Washington University Journal of Law & Policy
Originally only a working title, “Following Marriage” proved attractive because of its openness. In the spirit of the classroom conversations that sparked this project, we wanted no limit on the different paths that the authors might take from their shared point of departure, marriage. We imagined as possible topics consideration of events that might take place after a given marriage (such as divorce or death), developments that have emerged beyond marriage (such as civil unions or domestic partnerships), conceptual changes that might follow as traditional marriage undergoes contemporary transformations (such as the deconstruction of gender or of sexual orientation, the decentering of sex, and resistance to marriage and the privilege that it entails), or an argument that makes the case for adhering to the traditional approach to marriage—to list just a few of the possibilities we first contemplated.
The symposium includes a diverse collection of essays that show creativity, thoughtfulness, and a talent for challenging prevailing assumptions and norms. Despite the varied topics and analyses, each infuses “Following Marriage” with content that reveals why scholars and students alike find family law such a rich and provocative field, as briefly summarized below.

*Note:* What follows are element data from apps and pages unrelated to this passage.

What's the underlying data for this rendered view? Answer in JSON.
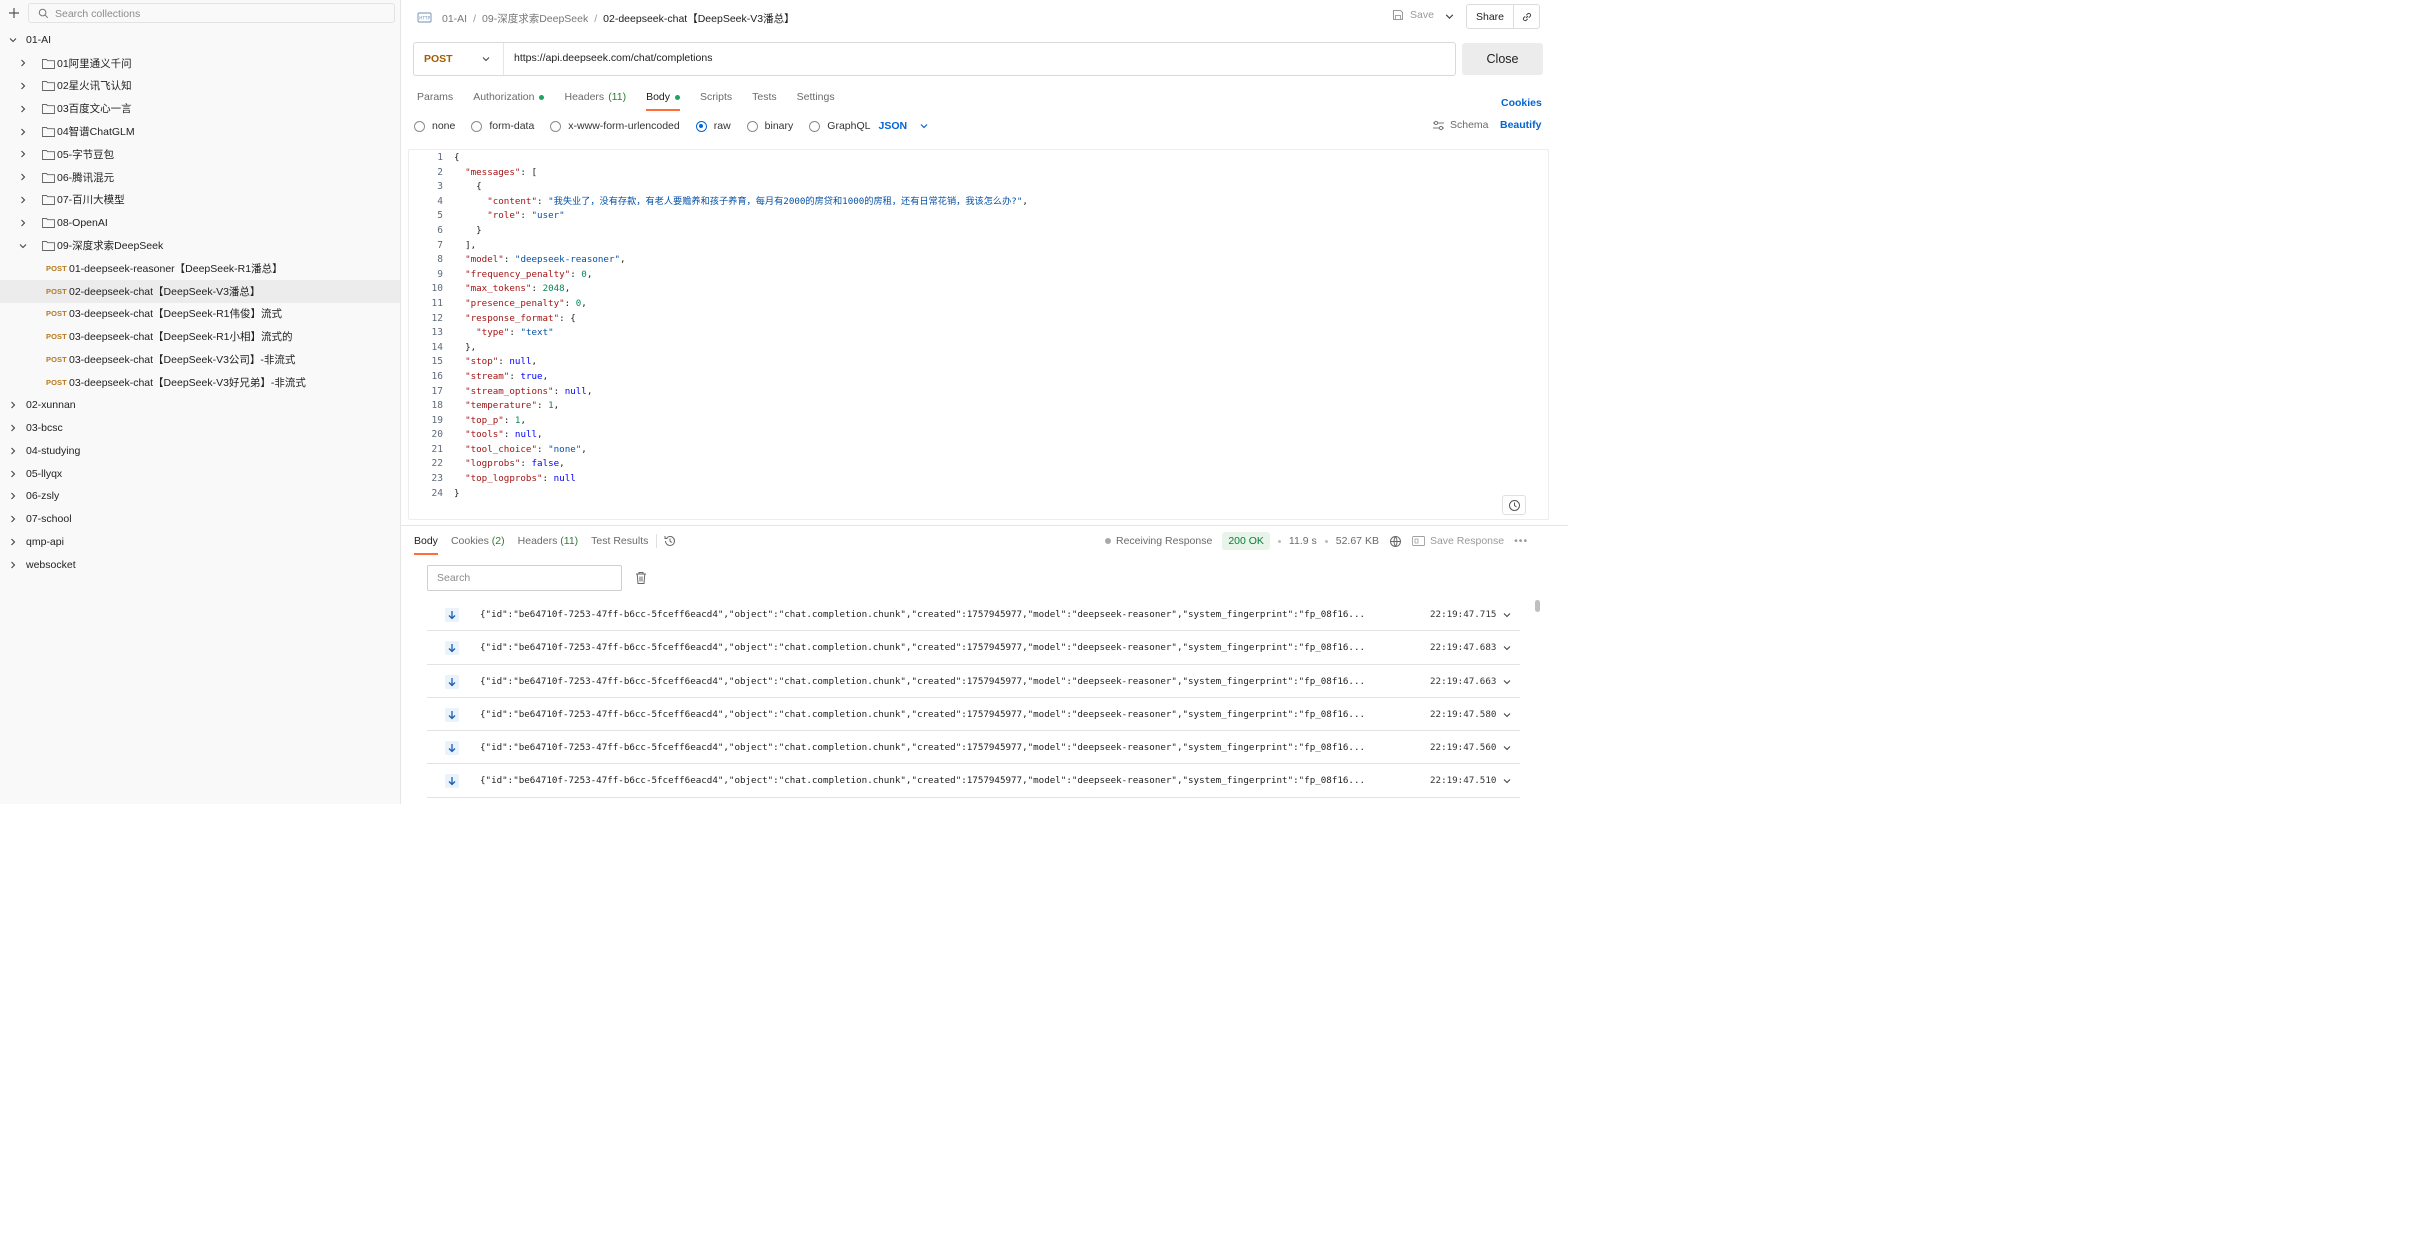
{
  "sidebar": {
    "search_placeholder": "Search collections",
    "collections": [
      {
        "label": "01-AI",
        "expanded": true
      },
      {
        "label": "02-xunnan"
      },
      {
        "label": "03-bcsc"
      },
      {
        "label": "04-studying"
      },
      {
        "label": "05-llyqx"
      },
      {
        "label": "06-zsly"
      },
      {
        "label": "07-school"
      },
      {
        "label": "qmp-api"
      },
      {
        "label": "websocket"
      }
    ],
    "folders": [
      {
        "label": "01阿里通义千问"
      },
      {
        "label": "02星火讯飞认知"
      },
      {
        "label": "03百度文心一言"
      },
      {
        "label": "04智谱ChatGLM"
      },
      {
        "label": "05-字节豆包"
      },
      {
        "label": "06-腾讯混元"
      },
      {
        "label": "07-百川大模型"
      },
      {
        "label": "08-OpenAI"
      },
      {
        "label": "09-深度求索DeepSeek",
        "expanded": true
      }
    ],
    "requests": [
      {
        "method": "POST",
        "label": "01-deepseek-reasoner【DeepSeek-R1潘总】"
      },
      {
        "method": "POST",
        "label": "02-deepseek-chat【DeepSeek-V3潘总】",
        "selected": true
      },
      {
        "method": "POST",
        "label": "03-deepseek-chat【DeepSeek-R1伟俊】流式"
      },
      {
        "method": "POST",
        "label": "03-deepseek-chat【DeepSeek-R1小相】流式的"
      },
      {
        "method": "POST",
        "label": "03-deepseek-chat【DeepSeek-V3公司】-非流式"
      },
      {
        "method": "POST",
        "label": "03-deepseek-chat【DeepSeek-V3好兄弟】-非流式"
      }
    ]
  },
  "header": {
    "breadcrumb": [
      "01-AI",
      "09-深度求索DeepSeek",
      "02-deepseek-chat【DeepSeek-V3潘总】"
    ],
    "save_label": "Save",
    "share_label": "Share"
  },
  "request": {
    "method": "POST",
    "url": "https://api.deepseek.com/chat/completions",
    "close_label": "Close",
    "tabs": [
      {
        "label": "Params"
      },
      {
        "label": "Authorization",
        "dot": true
      },
      {
        "label": "Headers",
        "count": "(11)"
      },
      {
        "label": "Body",
        "dot": true,
        "active": true
      },
      {
        "label": "Scripts"
      },
      {
        "label": "Tests"
      },
      {
        "label": "Settings"
      }
    ],
    "cookies_label": "Cookies",
    "body_types": [
      {
        "label": "none"
      },
      {
        "label": "form-data"
      },
      {
        "label": "x-www-form-urlencoded"
      },
      {
        "label": "raw",
        "selected": true
      },
      {
        "label": "binary"
      },
      {
        "label": "GraphQL"
      }
    ],
    "format": "JSON",
    "schema_label": "Schema",
    "beautify_label": "Beautify",
    "body_lines": [
      "{",
      "  \"messages\": [",
      "    {",
      "      \"content\": \"我失业了，没有存款，有老人要赡养和孩子养育，每月有2000的房贷和1000的房租，还有日常花销，我该怎么办?\",",
      "      \"role\": \"user\"",
      "    }",
      "  ],",
      "  \"model\": \"deepseek-reasoner\",",
      "  \"frequency_penalty\": 0,",
      "  \"max_tokens\": 2048,",
      "  \"presence_penalty\": 0,",
      "  \"response_format\": {",
      "    \"type\": \"text\"",
      "  },",
      "  \"stop\": null,",
      "  \"stream\": true,",
      "  \"stream_options\": null,",
      "  \"temperature\": 1,",
      "  \"top_p\": 1,",
      "  \"tools\": null,",
      "  \"tool_choice\": \"none\",",
      "  \"logprobs\": false,",
      "  \"top_logprobs\": null",
      "}"
    ]
  },
  "response": {
    "tabs": [
      {
        "label": "Body",
        "active": true
      },
      {
        "label": "Cookies",
        "count": "(2)"
      },
      {
        "label": "Headers",
        "count": "(11)"
      },
      {
        "label": "Test Results"
      }
    ],
    "receiving_label": "Receiving Response",
    "status": "200 OK",
    "time": "11.9 s",
    "size": "52.67 KB",
    "save_response_label": "Save Response",
    "search_placeholder": "Search",
    "events": [
      {
        "text": "{\"id\":\"be64710f-7253-47ff-b6cc-5fceff6eacd4\",\"object\":\"chat.completion.chunk\",\"created\":1757945977,\"model\":\"deepseek-reasoner\",\"system_fingerprint\":\"fp_08f16...",
        "time": "22:19:47.715"
      },
      {
        "text": "{\"id\":\"be64710f-7253-47ff-b6cc-5fceff6eacd4\",\"object\":\"chat.completion.chunk\",\"created\":1757945977,\"model\":\"deepseek-reasoner\",\"system_fingerprint\":\"fp_08f16...",
        "time": "22:19:47.683"
      },
      {
        "text": "{\"id\":\"be64710f-7253-47ff-b6cc-5fceff6eacd4\",\"object\":\"chat.completion.chunk\",\"created\":1757945977,\"model\":\"deepseek-reasoner\",\"system_fingerprint\":\"fp_08f16...",
        "time": "22:19:47.663"
      },
      {
        "text": "{\"id\":\"be64710f-7253-47ff-b6cc-5fceff6eacd4\",\"object\":\"chat.completion.chunk\",\"created\":1757945977,\"model\":\"deepseek-reasoner\",\"system_fingerprint\":\"fp_08f16...",
        "time": "22:19:47.580"
      },
      {
        "text": "{\"id\":\"be64710f-7253-47ff-b6cc-5fceff6eacd4\",\"object\":\"chat.completion.chunk\",\"created\":1757945977,\"model\":\"deepseek-reasoner\",\"system_fingerprint\":\"fp_08f16...",
        "time": "22:19:47.560"
      },
      {
        "text": "{\"id\":\"be64710f-7253-47ff-b6cc-5fceff6eacd4\",\"object\":\"chat.completion.chunk\",\"created\":1757945977,\"model\":\"deepseek-reasoner\",\"system_fingerprint\":\"fp_08f16...",
        "time": "22:19:47.510"
      }
    ]
  },
  "icons": {
    "chevron": "chevron-icon",
    "folder": "folder-icon",
    "http": "http-icon",
    "event_arrow": "arrow-down-icon"
  },
  "colors": {
    "accent": "#ff6c37",
    "link": "#0265d2",
    "post_method": "#b7791f",
    "status_ok_bg": "#e6f4ea",
    "status_ok_fg": "#0f7a3a"
  }
}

Susan Frelich Appleton,
Introduction: Following Marriage,
Wash. U. J. L. & Pol’y